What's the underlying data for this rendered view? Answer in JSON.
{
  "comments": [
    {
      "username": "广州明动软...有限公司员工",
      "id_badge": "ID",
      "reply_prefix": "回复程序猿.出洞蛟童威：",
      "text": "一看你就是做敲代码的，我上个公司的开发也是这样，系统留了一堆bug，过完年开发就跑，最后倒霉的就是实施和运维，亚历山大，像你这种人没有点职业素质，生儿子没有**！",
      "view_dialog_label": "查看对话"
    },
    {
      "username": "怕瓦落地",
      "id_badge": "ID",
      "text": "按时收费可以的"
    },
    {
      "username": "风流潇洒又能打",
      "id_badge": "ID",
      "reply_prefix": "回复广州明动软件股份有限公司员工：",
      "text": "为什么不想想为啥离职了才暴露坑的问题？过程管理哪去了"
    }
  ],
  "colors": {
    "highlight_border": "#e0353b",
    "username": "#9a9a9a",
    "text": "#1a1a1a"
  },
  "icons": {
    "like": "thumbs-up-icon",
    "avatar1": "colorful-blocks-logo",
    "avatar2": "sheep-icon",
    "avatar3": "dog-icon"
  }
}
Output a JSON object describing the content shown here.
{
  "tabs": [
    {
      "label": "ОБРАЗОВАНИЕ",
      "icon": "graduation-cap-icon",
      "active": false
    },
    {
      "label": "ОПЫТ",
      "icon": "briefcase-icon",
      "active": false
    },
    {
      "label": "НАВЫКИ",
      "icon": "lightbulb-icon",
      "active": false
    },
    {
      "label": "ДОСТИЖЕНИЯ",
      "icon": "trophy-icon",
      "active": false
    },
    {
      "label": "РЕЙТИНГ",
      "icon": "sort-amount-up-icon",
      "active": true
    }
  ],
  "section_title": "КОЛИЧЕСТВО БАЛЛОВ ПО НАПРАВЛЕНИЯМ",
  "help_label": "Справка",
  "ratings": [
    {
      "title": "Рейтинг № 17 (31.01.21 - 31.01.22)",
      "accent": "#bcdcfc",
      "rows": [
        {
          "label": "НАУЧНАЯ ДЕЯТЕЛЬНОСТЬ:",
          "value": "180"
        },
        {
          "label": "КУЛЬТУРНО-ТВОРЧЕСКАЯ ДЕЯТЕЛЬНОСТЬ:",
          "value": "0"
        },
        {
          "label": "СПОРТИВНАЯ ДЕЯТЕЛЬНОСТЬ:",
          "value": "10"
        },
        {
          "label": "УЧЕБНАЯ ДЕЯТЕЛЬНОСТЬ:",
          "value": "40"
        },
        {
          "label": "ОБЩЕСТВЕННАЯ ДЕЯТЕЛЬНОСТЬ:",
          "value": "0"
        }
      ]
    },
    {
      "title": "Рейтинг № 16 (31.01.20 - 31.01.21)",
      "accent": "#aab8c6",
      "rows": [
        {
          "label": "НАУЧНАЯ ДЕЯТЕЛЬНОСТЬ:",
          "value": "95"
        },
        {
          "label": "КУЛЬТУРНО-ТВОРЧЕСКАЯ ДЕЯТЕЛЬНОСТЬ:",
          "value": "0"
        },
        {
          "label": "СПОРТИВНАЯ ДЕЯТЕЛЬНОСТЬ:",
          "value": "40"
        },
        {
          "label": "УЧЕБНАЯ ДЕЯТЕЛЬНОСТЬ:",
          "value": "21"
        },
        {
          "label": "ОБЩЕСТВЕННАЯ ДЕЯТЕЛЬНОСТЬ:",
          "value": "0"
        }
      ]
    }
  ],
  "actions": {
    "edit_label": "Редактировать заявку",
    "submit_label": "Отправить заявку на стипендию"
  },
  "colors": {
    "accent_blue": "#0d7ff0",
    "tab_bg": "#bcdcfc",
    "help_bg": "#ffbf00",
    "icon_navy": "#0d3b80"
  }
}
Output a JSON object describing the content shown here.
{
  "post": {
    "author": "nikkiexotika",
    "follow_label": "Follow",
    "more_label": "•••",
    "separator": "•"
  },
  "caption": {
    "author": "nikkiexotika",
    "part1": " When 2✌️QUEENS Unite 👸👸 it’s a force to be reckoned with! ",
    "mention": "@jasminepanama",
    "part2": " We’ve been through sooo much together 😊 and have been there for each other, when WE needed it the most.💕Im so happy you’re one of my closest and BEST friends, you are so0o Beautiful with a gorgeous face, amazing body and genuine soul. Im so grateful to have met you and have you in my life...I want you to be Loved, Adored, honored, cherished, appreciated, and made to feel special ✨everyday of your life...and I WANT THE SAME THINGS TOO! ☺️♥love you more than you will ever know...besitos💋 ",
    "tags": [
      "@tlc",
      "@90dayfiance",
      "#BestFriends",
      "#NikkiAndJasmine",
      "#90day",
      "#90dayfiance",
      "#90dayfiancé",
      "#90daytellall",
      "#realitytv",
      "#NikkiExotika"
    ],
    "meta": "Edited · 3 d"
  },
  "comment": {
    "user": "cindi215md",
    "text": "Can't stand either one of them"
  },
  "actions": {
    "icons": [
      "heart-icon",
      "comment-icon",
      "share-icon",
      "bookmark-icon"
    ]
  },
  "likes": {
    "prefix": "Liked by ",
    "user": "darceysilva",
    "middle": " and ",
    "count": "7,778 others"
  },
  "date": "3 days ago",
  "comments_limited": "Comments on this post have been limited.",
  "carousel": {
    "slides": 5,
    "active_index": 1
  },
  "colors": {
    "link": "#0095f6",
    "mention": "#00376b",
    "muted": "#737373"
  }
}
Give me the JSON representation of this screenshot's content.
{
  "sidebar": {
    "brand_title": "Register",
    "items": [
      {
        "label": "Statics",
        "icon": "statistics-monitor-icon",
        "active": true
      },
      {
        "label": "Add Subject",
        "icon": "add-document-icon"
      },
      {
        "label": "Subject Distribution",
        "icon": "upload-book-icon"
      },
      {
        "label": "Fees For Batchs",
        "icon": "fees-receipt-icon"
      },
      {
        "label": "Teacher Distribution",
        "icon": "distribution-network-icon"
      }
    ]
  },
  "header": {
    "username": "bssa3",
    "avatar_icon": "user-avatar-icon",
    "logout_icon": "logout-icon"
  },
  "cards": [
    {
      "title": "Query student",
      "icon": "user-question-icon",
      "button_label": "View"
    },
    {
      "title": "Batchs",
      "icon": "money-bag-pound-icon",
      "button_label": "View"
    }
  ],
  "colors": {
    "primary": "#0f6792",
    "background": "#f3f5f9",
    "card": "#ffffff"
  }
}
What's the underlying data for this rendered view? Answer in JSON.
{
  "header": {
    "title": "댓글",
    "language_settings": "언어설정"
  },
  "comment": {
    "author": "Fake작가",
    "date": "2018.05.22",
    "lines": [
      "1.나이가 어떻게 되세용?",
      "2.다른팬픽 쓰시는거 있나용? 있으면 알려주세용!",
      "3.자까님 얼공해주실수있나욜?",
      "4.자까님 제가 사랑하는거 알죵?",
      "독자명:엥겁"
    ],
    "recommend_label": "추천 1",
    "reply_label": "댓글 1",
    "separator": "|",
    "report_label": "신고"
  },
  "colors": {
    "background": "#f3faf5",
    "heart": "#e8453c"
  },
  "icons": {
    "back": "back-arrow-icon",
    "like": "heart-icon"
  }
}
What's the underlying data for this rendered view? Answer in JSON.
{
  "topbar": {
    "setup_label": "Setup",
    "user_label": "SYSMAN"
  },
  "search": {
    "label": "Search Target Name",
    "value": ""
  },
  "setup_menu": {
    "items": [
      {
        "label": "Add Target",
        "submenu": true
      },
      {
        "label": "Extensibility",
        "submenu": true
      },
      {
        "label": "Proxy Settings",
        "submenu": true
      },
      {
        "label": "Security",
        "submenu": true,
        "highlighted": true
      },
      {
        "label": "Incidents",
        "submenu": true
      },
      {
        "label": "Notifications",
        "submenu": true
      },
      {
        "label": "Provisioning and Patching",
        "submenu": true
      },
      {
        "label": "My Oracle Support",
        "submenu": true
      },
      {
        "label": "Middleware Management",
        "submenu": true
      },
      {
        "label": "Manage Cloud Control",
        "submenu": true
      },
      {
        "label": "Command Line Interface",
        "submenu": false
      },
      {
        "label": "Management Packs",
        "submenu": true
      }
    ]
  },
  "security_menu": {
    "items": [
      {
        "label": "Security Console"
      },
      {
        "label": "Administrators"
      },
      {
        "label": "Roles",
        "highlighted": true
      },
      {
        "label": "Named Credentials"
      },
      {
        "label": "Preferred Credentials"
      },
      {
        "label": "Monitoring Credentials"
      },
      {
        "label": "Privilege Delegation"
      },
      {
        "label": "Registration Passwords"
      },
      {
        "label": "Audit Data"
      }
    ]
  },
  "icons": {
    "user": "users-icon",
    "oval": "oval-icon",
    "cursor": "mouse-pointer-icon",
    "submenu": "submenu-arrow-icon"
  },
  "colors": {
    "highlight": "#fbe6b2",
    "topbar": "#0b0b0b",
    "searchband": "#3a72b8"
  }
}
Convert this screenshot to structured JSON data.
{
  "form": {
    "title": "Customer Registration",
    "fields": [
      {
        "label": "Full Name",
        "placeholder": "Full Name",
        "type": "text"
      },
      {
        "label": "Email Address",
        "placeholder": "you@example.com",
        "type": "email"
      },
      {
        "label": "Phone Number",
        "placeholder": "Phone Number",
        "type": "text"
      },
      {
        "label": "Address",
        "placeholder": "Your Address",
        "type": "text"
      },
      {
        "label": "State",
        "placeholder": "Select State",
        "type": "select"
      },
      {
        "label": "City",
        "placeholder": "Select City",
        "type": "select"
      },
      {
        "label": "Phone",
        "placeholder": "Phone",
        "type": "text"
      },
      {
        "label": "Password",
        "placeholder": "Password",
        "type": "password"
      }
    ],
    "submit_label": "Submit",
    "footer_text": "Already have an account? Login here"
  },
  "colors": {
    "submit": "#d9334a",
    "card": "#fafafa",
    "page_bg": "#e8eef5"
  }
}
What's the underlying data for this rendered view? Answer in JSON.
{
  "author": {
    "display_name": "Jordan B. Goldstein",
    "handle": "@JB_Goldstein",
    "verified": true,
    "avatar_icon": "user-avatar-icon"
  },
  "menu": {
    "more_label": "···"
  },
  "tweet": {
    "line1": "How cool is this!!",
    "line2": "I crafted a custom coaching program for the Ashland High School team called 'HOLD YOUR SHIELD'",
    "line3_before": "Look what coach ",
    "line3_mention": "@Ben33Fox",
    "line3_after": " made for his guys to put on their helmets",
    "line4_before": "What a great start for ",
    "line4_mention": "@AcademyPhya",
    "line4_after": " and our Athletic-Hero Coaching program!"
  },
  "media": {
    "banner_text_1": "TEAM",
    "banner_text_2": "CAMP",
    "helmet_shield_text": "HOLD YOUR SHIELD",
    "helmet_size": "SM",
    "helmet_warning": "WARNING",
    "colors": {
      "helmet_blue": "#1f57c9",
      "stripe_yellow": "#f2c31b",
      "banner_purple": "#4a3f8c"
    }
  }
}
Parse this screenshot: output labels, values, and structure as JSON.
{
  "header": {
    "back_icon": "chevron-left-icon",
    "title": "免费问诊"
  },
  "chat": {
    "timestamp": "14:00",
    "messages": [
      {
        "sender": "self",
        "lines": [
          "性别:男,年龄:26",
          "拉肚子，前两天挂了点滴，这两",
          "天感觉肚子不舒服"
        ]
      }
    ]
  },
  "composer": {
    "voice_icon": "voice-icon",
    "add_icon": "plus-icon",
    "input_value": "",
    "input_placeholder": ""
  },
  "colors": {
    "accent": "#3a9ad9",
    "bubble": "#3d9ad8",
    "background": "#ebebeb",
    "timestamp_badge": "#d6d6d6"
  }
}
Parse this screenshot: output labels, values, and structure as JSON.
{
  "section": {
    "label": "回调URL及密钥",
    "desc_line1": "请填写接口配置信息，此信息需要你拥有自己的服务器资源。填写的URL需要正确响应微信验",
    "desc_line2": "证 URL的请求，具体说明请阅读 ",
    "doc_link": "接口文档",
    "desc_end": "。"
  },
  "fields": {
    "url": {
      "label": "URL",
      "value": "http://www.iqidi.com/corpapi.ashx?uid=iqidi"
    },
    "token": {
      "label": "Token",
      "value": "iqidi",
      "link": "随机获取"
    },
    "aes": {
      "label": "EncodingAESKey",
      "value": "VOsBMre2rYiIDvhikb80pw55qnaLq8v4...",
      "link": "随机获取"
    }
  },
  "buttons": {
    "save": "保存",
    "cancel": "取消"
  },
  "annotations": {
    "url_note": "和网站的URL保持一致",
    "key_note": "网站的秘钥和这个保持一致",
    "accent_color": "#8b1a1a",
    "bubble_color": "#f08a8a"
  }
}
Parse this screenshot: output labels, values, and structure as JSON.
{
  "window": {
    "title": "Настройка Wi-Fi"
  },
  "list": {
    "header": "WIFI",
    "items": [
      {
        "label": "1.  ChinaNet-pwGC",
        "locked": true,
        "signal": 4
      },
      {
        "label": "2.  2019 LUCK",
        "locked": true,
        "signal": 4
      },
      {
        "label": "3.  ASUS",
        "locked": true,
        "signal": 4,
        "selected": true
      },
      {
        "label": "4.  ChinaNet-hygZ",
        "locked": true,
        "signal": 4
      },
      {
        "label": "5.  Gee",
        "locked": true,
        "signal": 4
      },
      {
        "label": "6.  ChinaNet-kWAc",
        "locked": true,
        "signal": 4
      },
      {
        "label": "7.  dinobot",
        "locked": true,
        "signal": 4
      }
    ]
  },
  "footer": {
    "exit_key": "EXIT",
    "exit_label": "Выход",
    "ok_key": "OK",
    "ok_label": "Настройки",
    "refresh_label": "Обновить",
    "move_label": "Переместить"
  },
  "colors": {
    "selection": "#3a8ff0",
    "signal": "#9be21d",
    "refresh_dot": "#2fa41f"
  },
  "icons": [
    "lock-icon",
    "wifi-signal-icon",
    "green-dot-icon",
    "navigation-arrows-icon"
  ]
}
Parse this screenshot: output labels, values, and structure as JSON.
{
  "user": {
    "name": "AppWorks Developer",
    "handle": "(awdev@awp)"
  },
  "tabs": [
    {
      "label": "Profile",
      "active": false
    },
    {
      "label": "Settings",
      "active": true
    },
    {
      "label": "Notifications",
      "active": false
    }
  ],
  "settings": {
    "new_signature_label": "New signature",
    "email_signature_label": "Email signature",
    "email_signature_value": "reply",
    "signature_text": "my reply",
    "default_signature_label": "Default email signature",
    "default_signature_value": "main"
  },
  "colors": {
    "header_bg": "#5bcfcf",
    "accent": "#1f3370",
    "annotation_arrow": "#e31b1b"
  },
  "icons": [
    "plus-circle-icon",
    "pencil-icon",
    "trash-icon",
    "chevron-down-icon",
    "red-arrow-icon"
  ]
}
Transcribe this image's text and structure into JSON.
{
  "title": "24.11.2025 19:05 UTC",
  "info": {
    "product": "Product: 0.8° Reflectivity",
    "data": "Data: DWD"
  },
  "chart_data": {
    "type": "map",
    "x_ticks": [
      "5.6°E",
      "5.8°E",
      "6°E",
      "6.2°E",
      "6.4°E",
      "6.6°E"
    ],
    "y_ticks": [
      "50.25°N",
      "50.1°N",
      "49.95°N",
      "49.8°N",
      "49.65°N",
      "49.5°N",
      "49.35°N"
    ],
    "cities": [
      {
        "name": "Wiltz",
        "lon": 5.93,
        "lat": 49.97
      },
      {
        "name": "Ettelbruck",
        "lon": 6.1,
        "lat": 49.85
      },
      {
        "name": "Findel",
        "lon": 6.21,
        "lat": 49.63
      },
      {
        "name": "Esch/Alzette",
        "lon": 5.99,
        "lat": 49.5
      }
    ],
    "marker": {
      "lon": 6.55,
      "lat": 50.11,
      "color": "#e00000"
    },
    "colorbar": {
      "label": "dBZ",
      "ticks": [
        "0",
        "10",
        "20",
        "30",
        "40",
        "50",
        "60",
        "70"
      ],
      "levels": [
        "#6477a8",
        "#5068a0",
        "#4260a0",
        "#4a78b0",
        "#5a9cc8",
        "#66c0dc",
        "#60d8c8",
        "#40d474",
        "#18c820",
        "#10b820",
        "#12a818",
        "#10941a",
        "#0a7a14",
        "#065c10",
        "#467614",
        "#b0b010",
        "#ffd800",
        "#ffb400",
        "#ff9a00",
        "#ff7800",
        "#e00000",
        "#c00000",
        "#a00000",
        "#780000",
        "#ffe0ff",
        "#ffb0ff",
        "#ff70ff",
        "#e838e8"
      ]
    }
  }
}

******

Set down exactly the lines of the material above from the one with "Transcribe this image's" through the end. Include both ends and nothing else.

→ **ANSWER TO THE PROBLEM**:
Transcribe this image's text and structure into JSON.
{
  "title": "24.11.2025 19:05 UTC",
  "info": {
    "product": "Product: 0.8° Reflectivity",
    "data": "Data: DWD"
  },
  "chart_data": {
    "type": "map",
    "x_ticks": [
      "5.6°E",
      "5.8°E",
      "6°E",
      "6.2°E",
      "6.4°E",
      "6.6°E"
    ],
    "y_ticks": [
      "50.25°N",
      "50.1°N",
      "49.95°N",
      "49.8°N",
      "49.65°N",
      "49.5°N",
      "49.35°N"
    ],
    "cities": [
      {
        "name": "Wiltz",
        "lon": 5.93,
        "lat": 49.97
      },
      {
        "name": "Ettelbruck",
        "lon": 6.1,
        "lat": 49.85
      },
      {
        "name": "Findel",
        "lon": 6.21,
        "lat": 49.63
      },
      {
        "name": "Esch/Alzette",
        "lon": 5.99,
        "lat": 49.5
      }
    ],
    "marker": {
      "lon": 6.55,
      "lat": 50.11,
      "color": "#e00000"
    },
    "colorbar": {
      "label": "dBZ",
      "ticks": [
        "0",
        "10",
        "20",
        "30",
        "40",
        "50",
        "60",
        "70"
      ],
      "levels": [
        "#6477a8",
        "#5068a0",
        "#4260a0",
        "#4a78b0",
        "#5a9cc8",
        "#66c0dc",
        "#60d8c8",
        "#40d474",
        "#18c820",
        "#10b820",
        "#12a818",
        "#10941a",
        "#0a7a14",
        "#065c10",
        "#467614",
        "#b0b010",
        "#ffd800",
        "#ffb400",
        "#ff9a00",
        "#ff7800",
        "#e00000",
        "#c00000",
        "#a00000",
        "#780000",
        "#ffe0ff",
        "#ffb0ff",
        "#ff70ff",
        "#e838e8"
      ]
    }
  }
}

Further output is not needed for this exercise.